Corning, for its part, maintained steady employment levels by taking on low margin work it would ordinarily have refused—an investment that would pay for itself many times over. The Mount Palomar Observatory project is a case in point. When the original contractor, General Electric, ran into severe technical problems and cost overruns in 1932, Corning stepped in with a new design for the telescope’s 200-inch mirror, then the largest piece of glass ever cast. Unlike GE, which priced its project to support new, custom-built facilities as well as labor and profit, Corning relied on existing facilities, enabling it to charge cost plus 10 per cent. This was a small price to pay for an opportunity to tap into a growing market. The Mount Palomar project also reinforced in the public mind a direct connection between business and research at Corning that only redounded to its benefit. Indeed, more than any other single event in its history, Corning’s investment in telescope mirrors cemented its reputation as a leading-edge research company and yielded a significant, visible, and highly profitable business for the rest of the century.
Learning from Experience
What does all of this mean for today’s firms? As the global economic crisis deepens, it is only natural for leaders to hunker down, waiting for the old boom time conditions to return. But history suggests that at moments of profound disequilibrium such as this, the important thing is to concentrate on finding new sources of competitive advantage under what are sure to be very different market conditions. So it was for the 1930s. More regulation and limited access to capital discouraged the start-ups that had fueled innovation in the chaotic growth of the 1920s. Yet these same conditions allowed well-managed companies like Procter & Gamble, Siemens, RCA, and Corning to pursue a new kind of corporate entrepreneurship based not on immediate demand but on long-term investments in people, capital, and ideas.

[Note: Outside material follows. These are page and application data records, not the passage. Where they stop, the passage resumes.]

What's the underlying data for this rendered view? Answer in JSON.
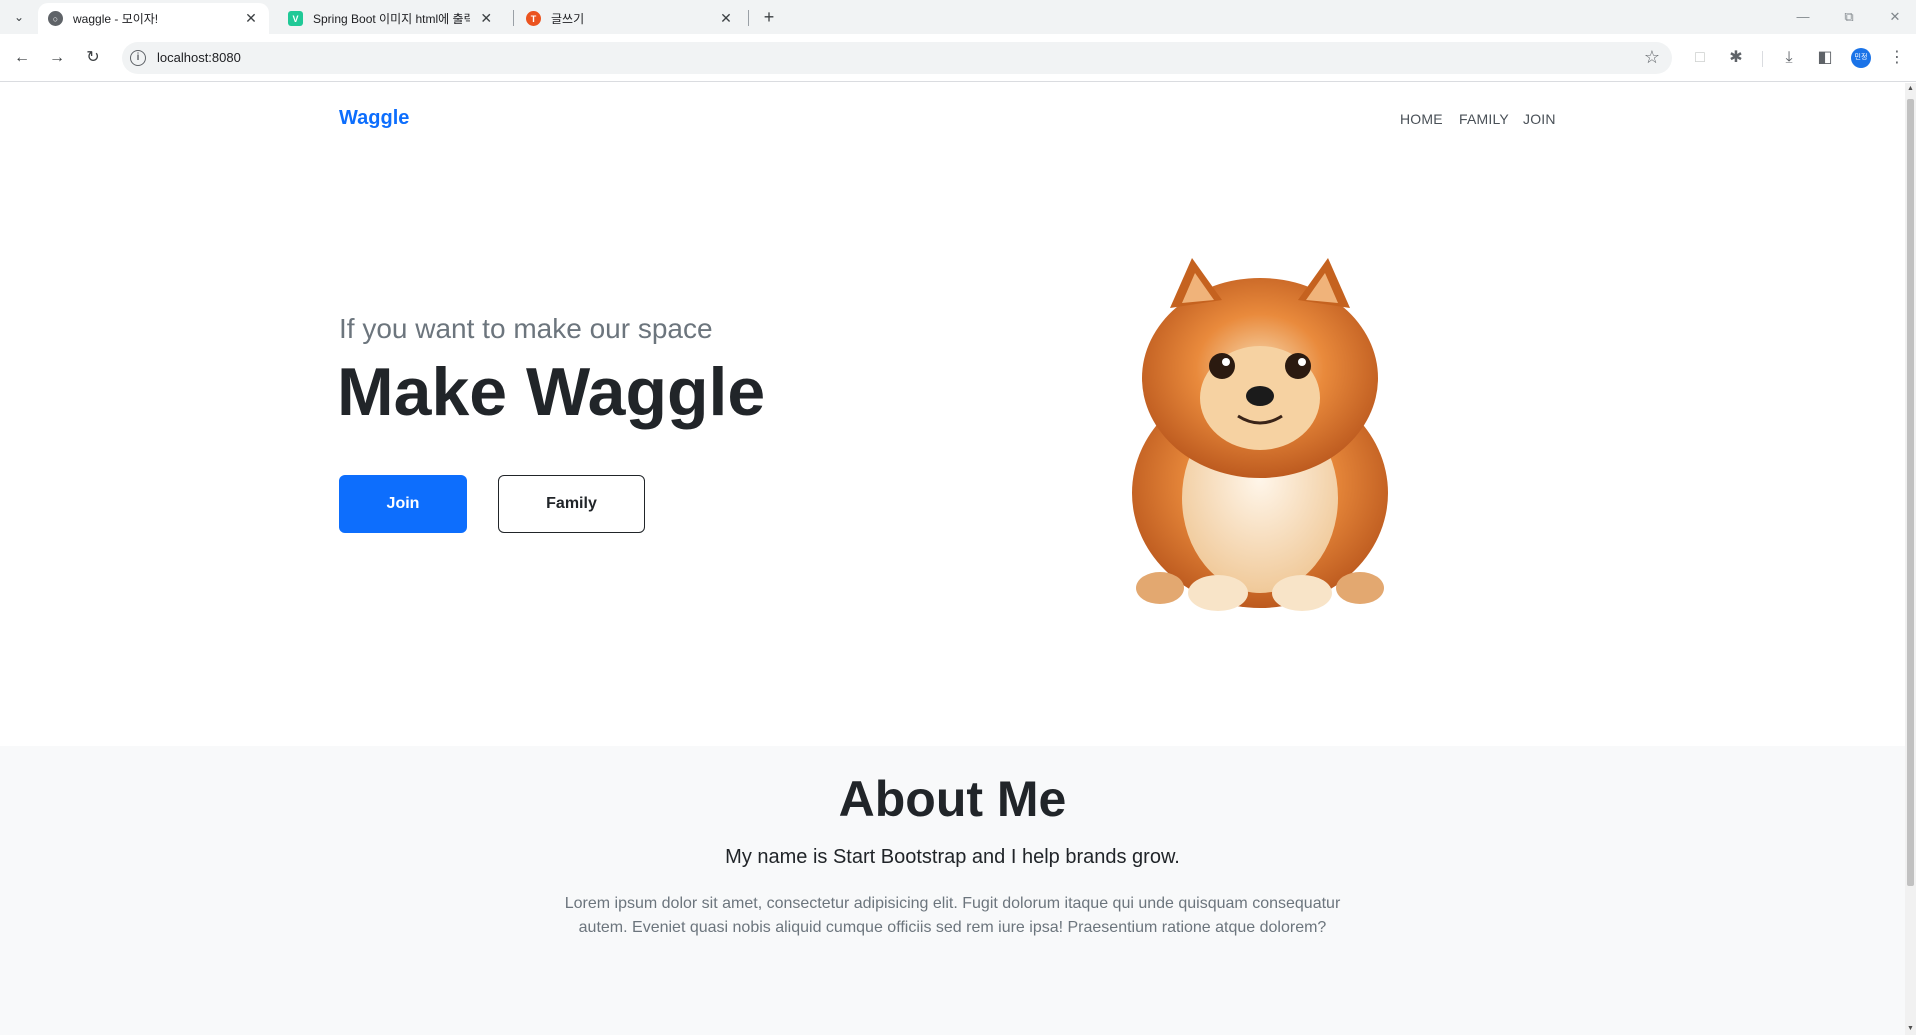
{
  "browser": {
    "tabs": [
      {
        "title": "waggle - 모이자!",
        "favicon": "globe-icon",
        "active": true
      },
      {
        "title": "Spring Boot 이미지 html에 출력",
        "favicon": "velog-icon",
        "active": false
      },
      {
        "title": "글쓰기",
        "favicon": "tistory-icon",
        "active": false
      }
    ],
    "url": "localhost:8080",
    "profile_initials": "민정",
    "colors": {
      "tab_bar": "#f1f3f4",
      "omnibox": "#f1f3f4",
      "profile": "#1a73e8"
    }
  },
  "site": {
    "brand": "Waggle",
    "nav": [
      "HOME",
      "FAMILY",
      "JOIN"
    ],
    "hero": {
      "subtitle": "If you want to make our space",
      "title": "Make Waggle",
      "join_button": "Join",
      "family_button": "Family"
    },
    "about": {
      "title": "About Me",
      "lead": "My name is Start Bootstrap and I help brands grow.",
      "text": "Lorem ipsum dolor sit amet, consectetur adipisicing elit. Fugit dolorum itaque qui unde quisquam consequatur autem. Eveniet quasi nobis aliquid cumque officiis sed rem iure ipsa! Praesentium ratione atque dolorem?"
    },
    "colors": {
      "primary": "#0d6efd",
      "dark": "#212529",
      "muted": "#6c757d",
      "section_bg": "#f8f9fa"
    }
  }
}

Soon enough, our own economic crisis will generate a new and different set of conditions. How firms respond will depend as much on their understanding of the past as on their vision for the future. With the benefit of historical perspective, they will be better able to pose the right questions and to see problems in context, to recognize emerging patterns and combinations, to identify untapped resources, and ultimately to regain control for the long term.
Much in today’s economic outlook may be frightening. Far from all of it is new.
The authors would like to thank Christian Stadler of the Tuck School of Business at Dartmouth for his timely and thoughtful contributions to this paper.
© Copyright 2009 The Winthrop Group, Inc. All Rights Reserved.